Could you ever win an argument? Could you ever get out of your brother's shadow? Think there was any question as to who the favorite was in the house?
These are the thoughts and questions one might enter the Book of James with.
James certainly didn't have an easy life, and just because he was the brother of Jesus, didn't mean he got a free pass. He was human, the son of Mary and Joseph, born into a world of sin. He had to navigate that world, and make choices just like the rest of us. He no doubt struggled with his faith and questioned the validity of his brother's claims, even though he couldn't deny that there was something different about the guy he called brother.
Like many of us, though, the path James chose led him straight to his brother. He accepted the gift of salvation Jesus offers all of us. And, in so doing, James became a man of strong, unshakeable faith.
Dear brothers and sisters, when troubles of any kind come your way, consider it an opportunity for great joy. For you know that when your faith is tested, your endurance has a chance to grow. So let it grow, for when your endurance is fully developed, you will be perfect and complete, needing nothing.
I wonder if James learned this the easy way or the hard way. Maybe being Jesus' brother allowed him to overlook the pressures of the world and instead, constantly found things to be grateful for, and in that found that his life was perfect, and he needed nothing.
Or maybe, when he was a kid, he accidentally hit his thumb with a hammer (which is likely considering the family profession) and let out some expletives. Then his brother turned to him and was like, "Chill out Jimmy, it's all good."
James might have responded with something like, "Shut up Jesus. And, stop calling me Jimmy!" Then Jesus would laugh and go back to studying scrolls.
Who knows? I like to think James learned the hard way because that's how I tend to learn life lessons. Plus, later in life, James would think back on that incident and be like, "What was I thinking?!?"
Regardless of how James' faith was shaped, his words are true.
It's true, we are going to face troubles in this world. They are unavoidable. It's true, we choose how we respond to those troubles. We can pretend the universe revolves around us and blame everyone else for our problems, or we can take ownership and find the lesson to be learned.
It's true, when we overcome an obstacle, temptation, or attack with our faith, we become stronger. We learn to put more trust in God. We find more comfort in his arms, and are more likely to listen to him when the next trial comes around.
And then there's that last little bit of the verse,
...for when your endurance is fully developed, you will be perfect and complete, needing nothing.
Maybe I'm closer to the start line than I am to the finish line when it comes to my faith, but this boggles my mind. Can I even begin to imagine being perfect and complete? Is there any possible way that there will be a day when I need nothing.
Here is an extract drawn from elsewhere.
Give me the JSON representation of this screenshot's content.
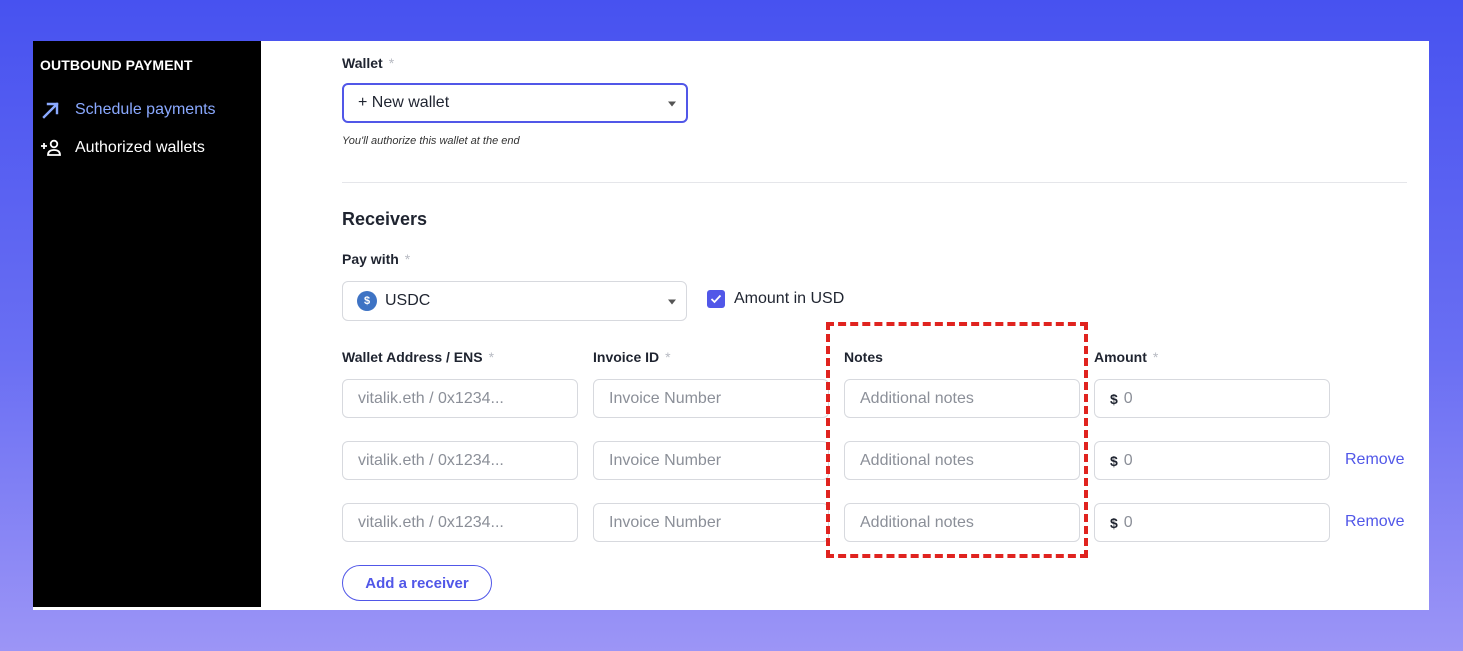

But here's the thing, James hasn't let me down. Everything else he's said is true. I may have learned it the hard way, but I learned it. So, I have to believe that James isn't just trying to write words that sound good. James lived this stuff. He was out there, fighting the battle every day. He's not the kind of guy that would say something just to win some new followers.
Let your imagination wonder with me. Let's choose to believe he's right. Let's choose to believe that we can be perfect and complete, needing nothing. What would that look like for our lives? What would it look like for this city if we lived our lives in joy? What would it look like if we made every day a day to develop our endurance?
I don't know about you, but imagining that now fills me with hope. I'm filled with hope for my life, the lives of my friends and family, my Radius family, and for St. Petersburg.
It's like when I see billboards for the Florida Lotto on the side of the road. I start thinking about what I would do with $120 Million. It would be life changing.
When we invited Jesus into our hearts, and chose to pursue a relationship with God, our faith account was filled to the max, and we can make withdrawals whenever we want. We just have to go to the source and ask.
Come join us this Sunday as we continue our series on James. And if you're feeling really daring, you can even read the Book of James on your own.